Kurt Vonnegut (1922 – 2007)
Kurt Vonnegut is an American writer known for his satirical novels and dark humor.
His career encompasses many pivotal events in 20th-century America, evidenced in the subject matter of his fourteen novels, three short-story collections, five plays, and five nonfiction works.
In 1952, Vonnegut published his first novel, Player Piano. It was well acclaimed but not commercially successful. In the nearly 20 years that followed, he continued to publish more novels, including two that were nominated for the
Hugo Awards: The Sirens Of Titan  and Cat's Cradle .
Vonnegut's commercial breakthrough was his sixth novel, Slaughterhouse-Five (1969). The book's anti-war sentiment resonated with its readers amidst the ongoing Vietnam War, and Slaughterhouse-Five went to the top of The New York Times Best Seller list.

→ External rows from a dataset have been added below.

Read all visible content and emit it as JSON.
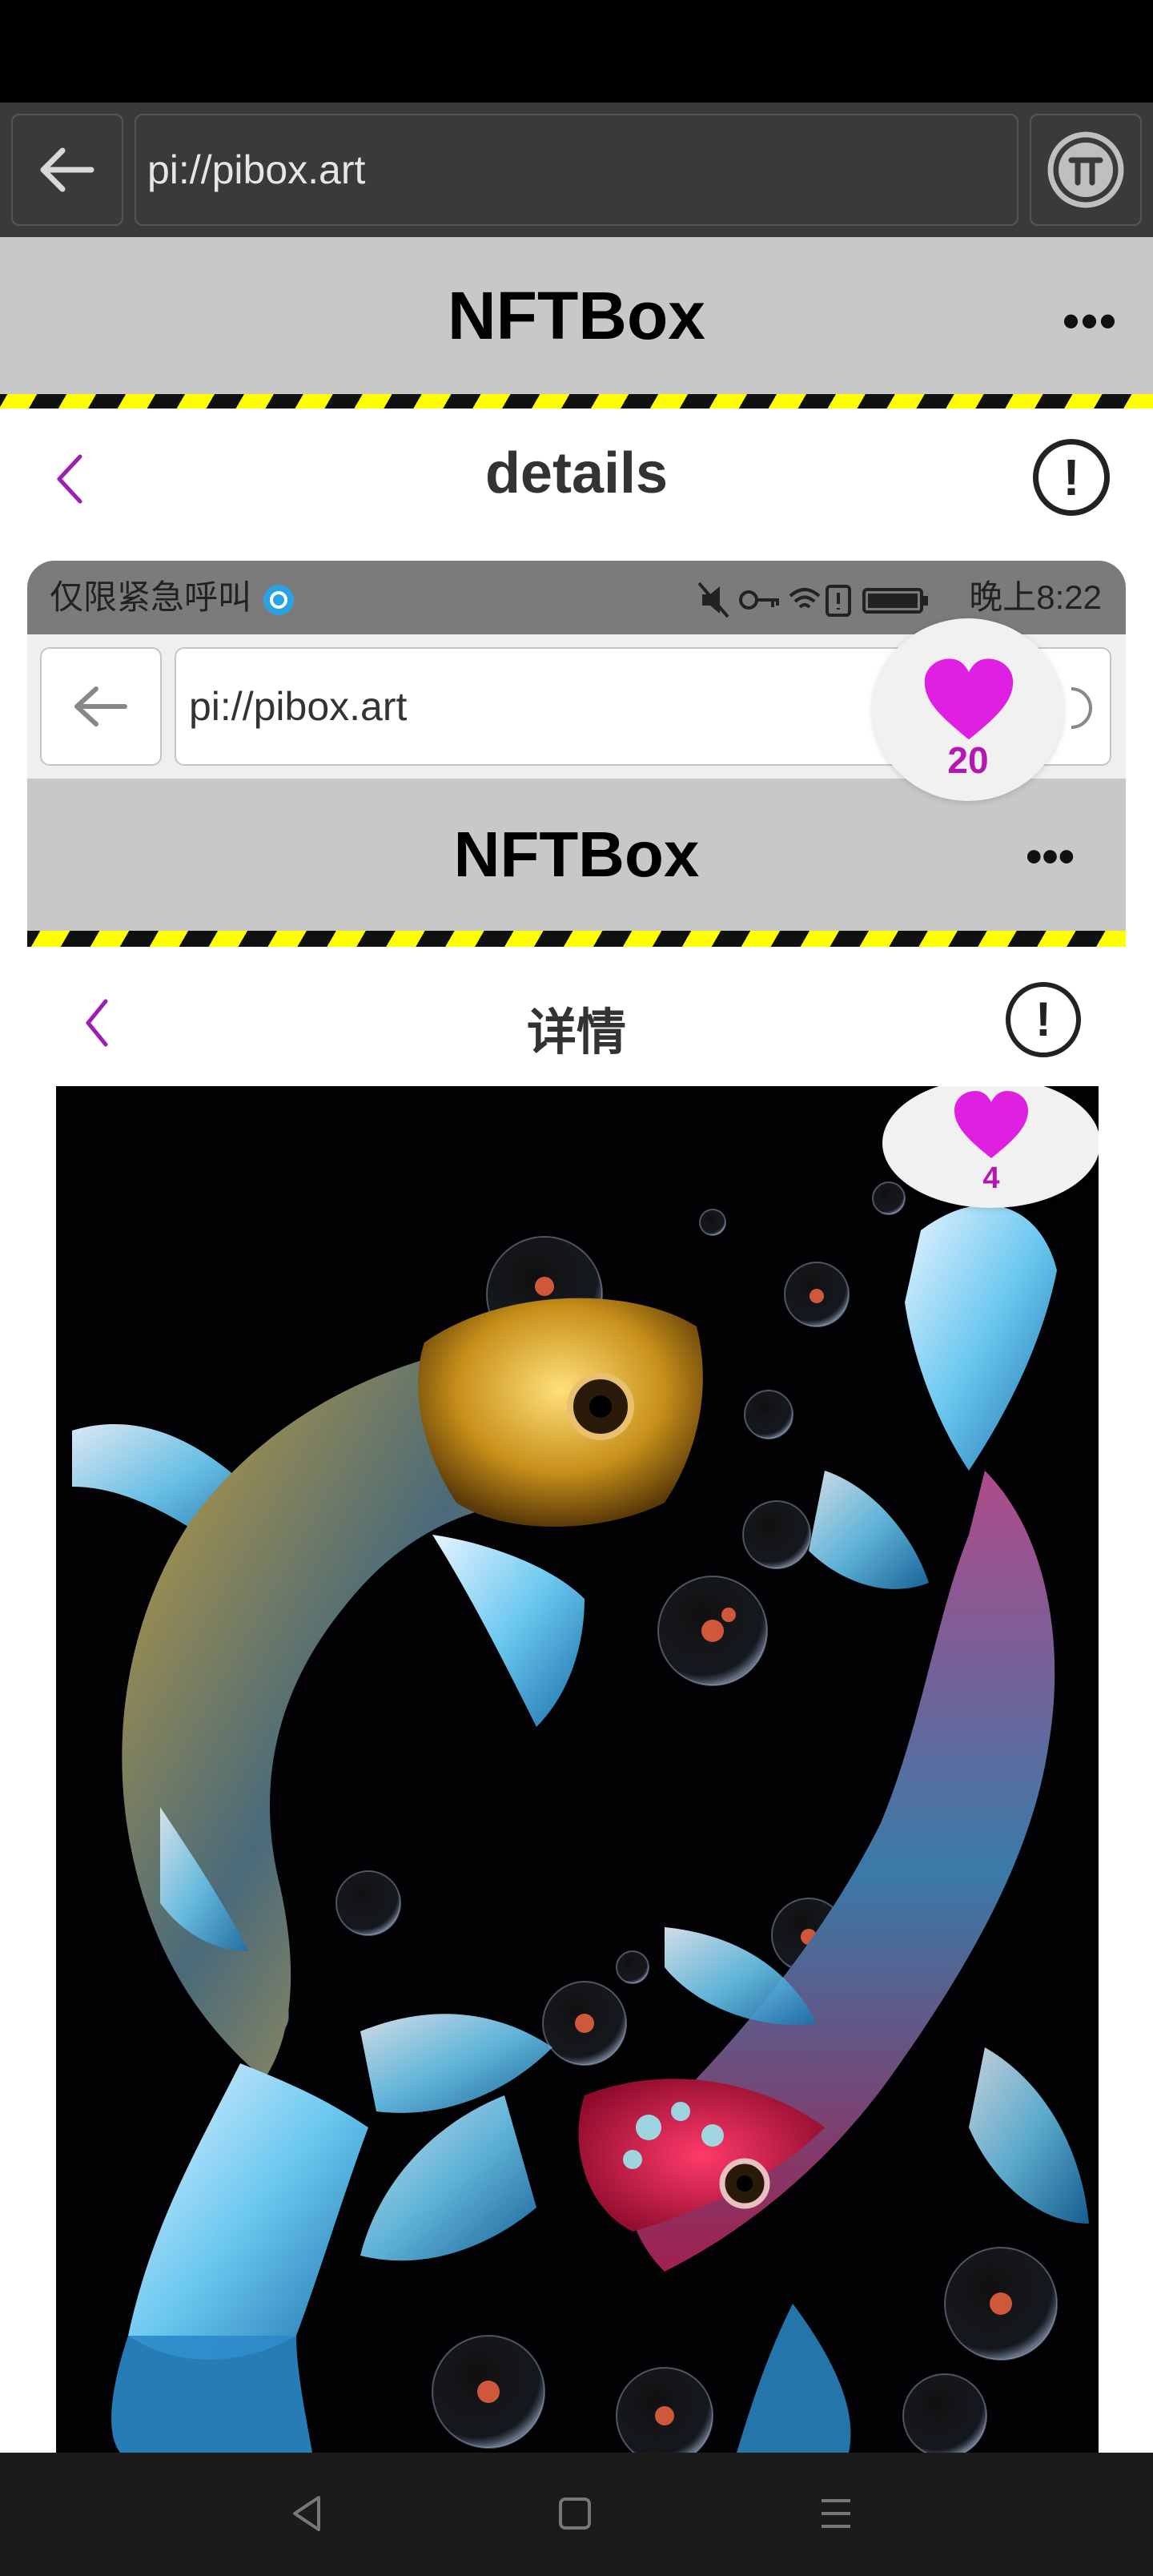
{
  "browser": {
    "url": "pi://pibox.art",
    "back_icon": "arrow-left-icon",
    "pi_icon": "pi-network-icon"
  },
  "app": {
    "title": "NFTBox",
    "menu_label": "•••"
  },
  "page": {
    "title": "details",
    "info_label": "!"
  },
  "like_outer": {
    "count": "20"
  },
  "inner_screenshot": {
    "status_left": "仅限紧急呼叫",
    "status_time": "晚上8:22",
    "url": "pi://pibox.art",
    "app_title": "NFTBox",
    "menu_label": "•••",
    "page_title": "详情",
    "info_label": "!",
    "like_count": "4"
  },
  "colors": {
    "accent_purple": "#b318b3",
    "heart_magenta": "#e020e0",
    "appbar_gray": "#c8c8c8",
    "stripe_yellow": "#ffff00"
  },
  "nav": {
    "back": "nav-back-icon",
    "home": "nav-home-icon",
    "menu": "nav-menu-icon"
  }
}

For a taste of his dark humor, consider a 2006 interview where Vonnegut sardonically stated that he would sue the maker of the Pall Mall-branded cigarettes he had been smoking since he was a teenager, for false advertising: "And do you know why? Because I'm 83 years old. The lying bastards! On the package, Brown & Williamson promised to kill me."

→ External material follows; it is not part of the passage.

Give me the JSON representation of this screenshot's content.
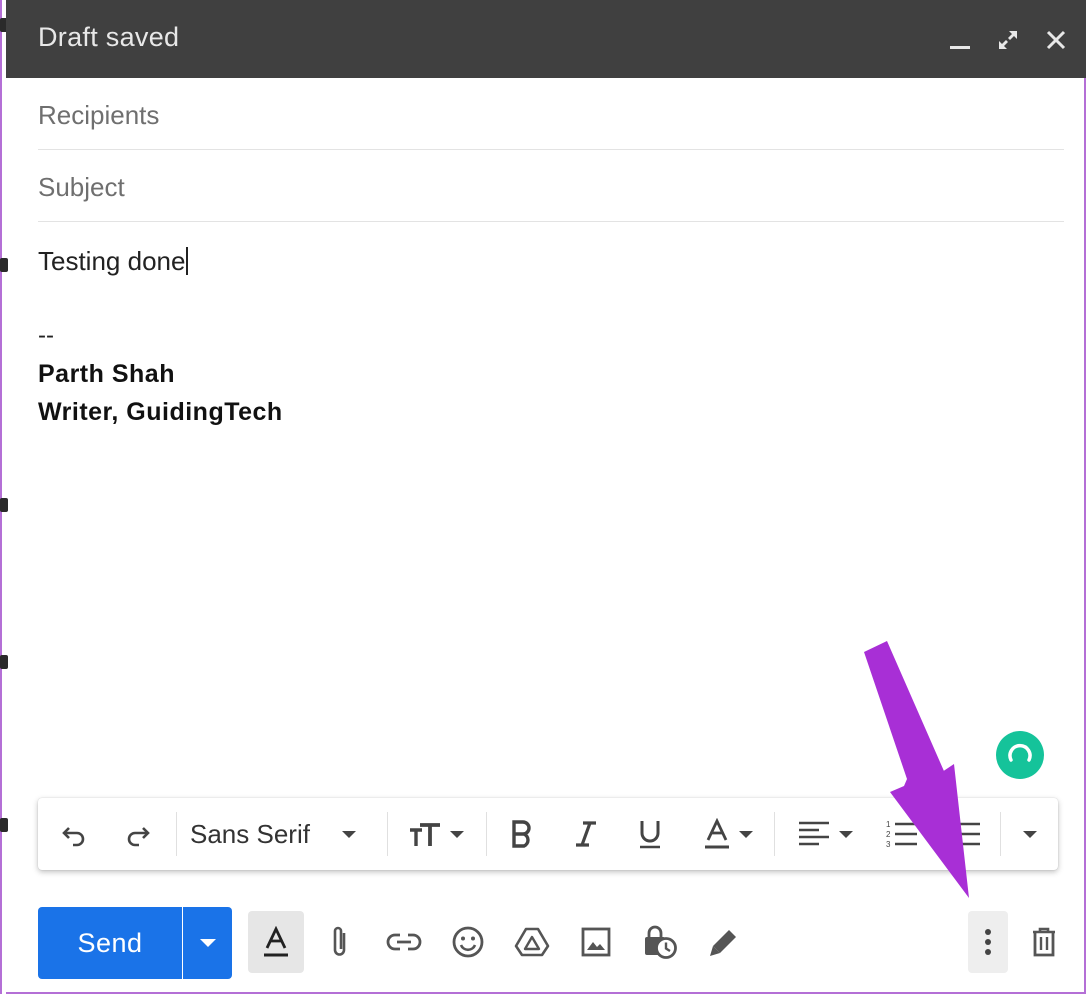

Vonnegut died a year later, on April 11, 2007, as a result of brain injuries incurred from a fall at his home.
Read more in our blog: The Legacy of Kurt Vonnegut (https://www.biblio.com/blog/2022/11/the-legacy-of-kurt-vonnegut/)